Wednesday, August 10, 2022

Brexit: Parcel courier suspends deliveries to EU as companies wrestle with new red tape

Parcel courier firm DPD has suspended road deliveries from the UK to the EU – including the Republic of Ireland – because of the increased burden…

By admin , in England , at January 8, 2021 Tags:

Parcel courier firm DPD has suspended road deliveries from the UK to the EU – including the Republic of Ireland – because of the increased burden of paperwork caused by Brexit.

DPD said that some 20 per cent of parcels destined for Europe are having to be returned because the new customs forms required by Boris Johnson’s EU trade deal.

The announcement came as Scottish seafood producers said they had been hit by a “perfect storm” of administrative burdens following the transition out of the EU on 31 December, with queues and rejected paperwork causing “utter confusion”.

And retailer Marks & Spencer said that “complex administrative processes” resulting from Brexit, as well as tariffs on some products, were “significantly impacting” on its activities in Ireland, France and the Czech Republic.

Anticipated queues of lorries at the Channel ports have failed to materialise in the week since new rules came into effect, with a spokeswoman for the Port of Dover saying that traffic had been “running smoothly since the end of the post-transition period”.

But hauliers said that this was due in part to unusually low volumes of traffic in what would normally be the quietest week of the year, with crossings reduced even further by the effects of stockpiling to prepare for Brexit, the Covid crisis and firms holding back on movements until the new system is bedded in.

Road Haulage Association spokesman Paul Mummery said that while a majority of trucks have cleared customs formalities successfully, a “significant” proportion were being turned back for having the wrong paperwork, an issue which he expected to become more visible as traffic levels pick up over the coming weeks.

“We will see supply chain friction in the coming weeks,” he said. “We don’t expect it to be as visible as the queues we saw in Kent before Christmas, but the impact will be there just the same, in the form of trucks parked up at inland checkpoints or standing idle in the depot waiting for paperwork to be completed before they set off.

“We’re expecting disruption for around six months until the new systems are bedded in.”

Ferry company DFDS said it was experiencing “a high volume of vehicles being refused and delayed at the ports of Calais, Dunkirk and Dover due to incorrect paperwork being presented at check-in”.

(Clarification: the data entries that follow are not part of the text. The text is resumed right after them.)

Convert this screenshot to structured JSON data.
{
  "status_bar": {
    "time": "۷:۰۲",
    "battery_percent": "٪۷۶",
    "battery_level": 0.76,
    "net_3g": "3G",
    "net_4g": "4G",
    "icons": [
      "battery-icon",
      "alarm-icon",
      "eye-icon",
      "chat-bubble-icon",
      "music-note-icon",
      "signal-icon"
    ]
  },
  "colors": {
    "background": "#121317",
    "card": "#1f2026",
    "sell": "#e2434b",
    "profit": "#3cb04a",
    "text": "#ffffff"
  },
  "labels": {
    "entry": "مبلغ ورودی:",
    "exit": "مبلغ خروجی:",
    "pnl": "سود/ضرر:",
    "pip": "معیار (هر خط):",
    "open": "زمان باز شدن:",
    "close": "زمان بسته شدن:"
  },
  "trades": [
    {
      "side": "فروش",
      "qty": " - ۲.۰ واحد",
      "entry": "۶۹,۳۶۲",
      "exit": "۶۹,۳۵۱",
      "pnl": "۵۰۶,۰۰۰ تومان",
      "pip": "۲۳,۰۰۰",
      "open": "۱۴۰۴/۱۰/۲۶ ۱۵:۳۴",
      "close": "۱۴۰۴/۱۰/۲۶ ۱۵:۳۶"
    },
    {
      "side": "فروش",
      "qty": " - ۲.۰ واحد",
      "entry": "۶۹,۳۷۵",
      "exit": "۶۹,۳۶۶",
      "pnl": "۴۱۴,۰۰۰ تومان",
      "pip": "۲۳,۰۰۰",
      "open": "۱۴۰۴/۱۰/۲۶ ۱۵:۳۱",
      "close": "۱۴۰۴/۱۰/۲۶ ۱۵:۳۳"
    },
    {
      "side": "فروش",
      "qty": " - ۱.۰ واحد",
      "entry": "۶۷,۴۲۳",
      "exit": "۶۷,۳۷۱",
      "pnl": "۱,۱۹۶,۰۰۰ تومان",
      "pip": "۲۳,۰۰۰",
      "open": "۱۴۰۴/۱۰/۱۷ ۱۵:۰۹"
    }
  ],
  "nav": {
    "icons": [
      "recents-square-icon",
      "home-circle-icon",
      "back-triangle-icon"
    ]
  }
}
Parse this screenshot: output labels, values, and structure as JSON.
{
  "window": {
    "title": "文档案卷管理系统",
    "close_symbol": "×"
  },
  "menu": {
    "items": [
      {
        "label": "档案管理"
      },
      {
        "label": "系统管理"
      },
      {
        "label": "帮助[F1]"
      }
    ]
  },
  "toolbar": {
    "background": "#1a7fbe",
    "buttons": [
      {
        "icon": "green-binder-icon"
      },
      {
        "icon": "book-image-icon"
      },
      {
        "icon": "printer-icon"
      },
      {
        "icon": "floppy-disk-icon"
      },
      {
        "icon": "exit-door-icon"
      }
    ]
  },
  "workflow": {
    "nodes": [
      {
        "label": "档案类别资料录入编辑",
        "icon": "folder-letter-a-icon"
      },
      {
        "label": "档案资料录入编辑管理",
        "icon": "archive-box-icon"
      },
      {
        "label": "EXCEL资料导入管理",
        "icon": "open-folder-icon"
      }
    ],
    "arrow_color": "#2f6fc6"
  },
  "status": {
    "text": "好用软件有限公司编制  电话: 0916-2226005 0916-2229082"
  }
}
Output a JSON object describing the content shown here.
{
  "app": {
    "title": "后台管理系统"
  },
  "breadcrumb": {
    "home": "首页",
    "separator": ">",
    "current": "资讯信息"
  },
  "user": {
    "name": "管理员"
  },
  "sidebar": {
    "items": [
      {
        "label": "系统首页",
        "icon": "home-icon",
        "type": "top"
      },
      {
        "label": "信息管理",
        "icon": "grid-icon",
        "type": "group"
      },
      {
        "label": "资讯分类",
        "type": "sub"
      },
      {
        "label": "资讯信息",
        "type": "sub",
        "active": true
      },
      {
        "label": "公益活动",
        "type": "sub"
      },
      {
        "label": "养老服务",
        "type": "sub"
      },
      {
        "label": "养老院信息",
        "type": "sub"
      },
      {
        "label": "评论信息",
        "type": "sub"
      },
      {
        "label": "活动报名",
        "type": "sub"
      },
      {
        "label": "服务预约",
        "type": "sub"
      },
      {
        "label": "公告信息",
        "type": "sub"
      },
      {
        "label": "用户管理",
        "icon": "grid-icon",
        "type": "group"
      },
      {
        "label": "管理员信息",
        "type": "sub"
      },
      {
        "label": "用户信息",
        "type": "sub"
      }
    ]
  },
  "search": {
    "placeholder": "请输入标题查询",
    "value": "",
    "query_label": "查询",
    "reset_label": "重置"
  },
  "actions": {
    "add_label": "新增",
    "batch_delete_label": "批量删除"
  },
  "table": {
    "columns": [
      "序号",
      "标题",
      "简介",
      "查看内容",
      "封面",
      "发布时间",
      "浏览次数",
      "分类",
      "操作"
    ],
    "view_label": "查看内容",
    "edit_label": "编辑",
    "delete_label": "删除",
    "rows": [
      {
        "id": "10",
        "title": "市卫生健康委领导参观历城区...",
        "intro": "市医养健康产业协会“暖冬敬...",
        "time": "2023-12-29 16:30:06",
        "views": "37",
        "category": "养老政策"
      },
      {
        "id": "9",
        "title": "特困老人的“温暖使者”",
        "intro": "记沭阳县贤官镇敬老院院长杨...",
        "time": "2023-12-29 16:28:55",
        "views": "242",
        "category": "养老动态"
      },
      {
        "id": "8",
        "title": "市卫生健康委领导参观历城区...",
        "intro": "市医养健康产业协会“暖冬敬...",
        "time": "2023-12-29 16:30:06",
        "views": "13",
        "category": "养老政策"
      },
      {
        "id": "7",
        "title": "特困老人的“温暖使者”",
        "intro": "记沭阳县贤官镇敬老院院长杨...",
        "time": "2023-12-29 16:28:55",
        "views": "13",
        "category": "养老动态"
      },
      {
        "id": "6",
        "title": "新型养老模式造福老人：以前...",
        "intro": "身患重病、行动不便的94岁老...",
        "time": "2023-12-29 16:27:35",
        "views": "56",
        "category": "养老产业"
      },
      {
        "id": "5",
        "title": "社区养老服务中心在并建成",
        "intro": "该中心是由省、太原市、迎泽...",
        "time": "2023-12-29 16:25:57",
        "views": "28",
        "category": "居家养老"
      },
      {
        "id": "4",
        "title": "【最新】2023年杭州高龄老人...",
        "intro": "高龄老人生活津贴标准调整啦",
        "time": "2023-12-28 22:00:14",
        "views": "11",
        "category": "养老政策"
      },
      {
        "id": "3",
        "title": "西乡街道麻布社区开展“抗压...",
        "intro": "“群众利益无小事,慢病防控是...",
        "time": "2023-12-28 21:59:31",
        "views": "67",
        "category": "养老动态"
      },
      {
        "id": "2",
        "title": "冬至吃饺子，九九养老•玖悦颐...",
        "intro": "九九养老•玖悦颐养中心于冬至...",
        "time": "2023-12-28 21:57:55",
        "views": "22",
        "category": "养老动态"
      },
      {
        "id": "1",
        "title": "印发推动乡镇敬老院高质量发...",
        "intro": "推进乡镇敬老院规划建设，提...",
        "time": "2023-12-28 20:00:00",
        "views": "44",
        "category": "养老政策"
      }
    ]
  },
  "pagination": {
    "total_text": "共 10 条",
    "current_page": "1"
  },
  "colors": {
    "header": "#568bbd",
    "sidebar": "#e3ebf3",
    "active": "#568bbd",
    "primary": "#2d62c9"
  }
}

In a statement, DPD said it was pausing its road operations to the EU until 13 January, after a “challenging few days” following the New Year transition, with teams working round-the-clock to deal with new administrative burdens.

Leaving the EU’s single market and customs union had required “significant changes to the way we take your parcels cross-border”, the company said.

“It has now become evident that we have an increased burden with the new, more complex processes, and additional customs data we require from you for your parcels destined to Europe,” DPD said in a message to customers.

“This has placed extra pressure on our turnaround and transit times.

“We are seeing up to 20% of parcels having incorrect or incomplete data attached, these will have to be returned to you so that the required data can be provided.

“In addition to this we are seeing delays and congestion at UK ports and more rigid requirements for Channel crossings.”

In its post-Christmas trading statement, M&S said: “The free trade agreement with the EU means we will not incur tariffs on our core UK sales.

“However potential tariffs on part of our range exported to the EU, together with very complex administrative processes, will significantly impact our businesses in Ireland, the Czech Republic and our franchise business in France which we are actively working to mitigate.”

It is understood that tariffs may arise because of rules-of-origin regulations governing items brought into the UK and then re-exported to the EU, which do not enjoy the same zero-tariff zero-quota status under Mr Johnson’s deal as goods originating in Britain.

Mr Mummery told The Independent there were concerns that complex new documentation and the prospect of delays may deter exporters from shipping products, reducing opportunities for hauliers.

“Some firms may find a way of doing business that focuses more on the domestic market,” he said. “We have heard that there are firms in the EU that have decided that working in the UK is not worth their while this year. There will be firms in this country who will anticipate the ache of the new procedures and decide not to focus on export markets.

“If you are looking at hundreds of pounds to fill in forms and then you have delays built in, time is money and it may well be that with tight cost margins, they will say it is just not worth it.”

Shadow transport secretary Jim McMahon said: “The Government promised it had a plan to make sure things ran smoothly for businesses and hauliers post-Brexit.

“It’s clear the problems caused by its poor preparation and delaying tactics have not gone away. Ministers have to get a grip on this and make sure essential workers are actually able to do their jobs, or we risk seeing a repeat of the chaos on our roads at Christmas.”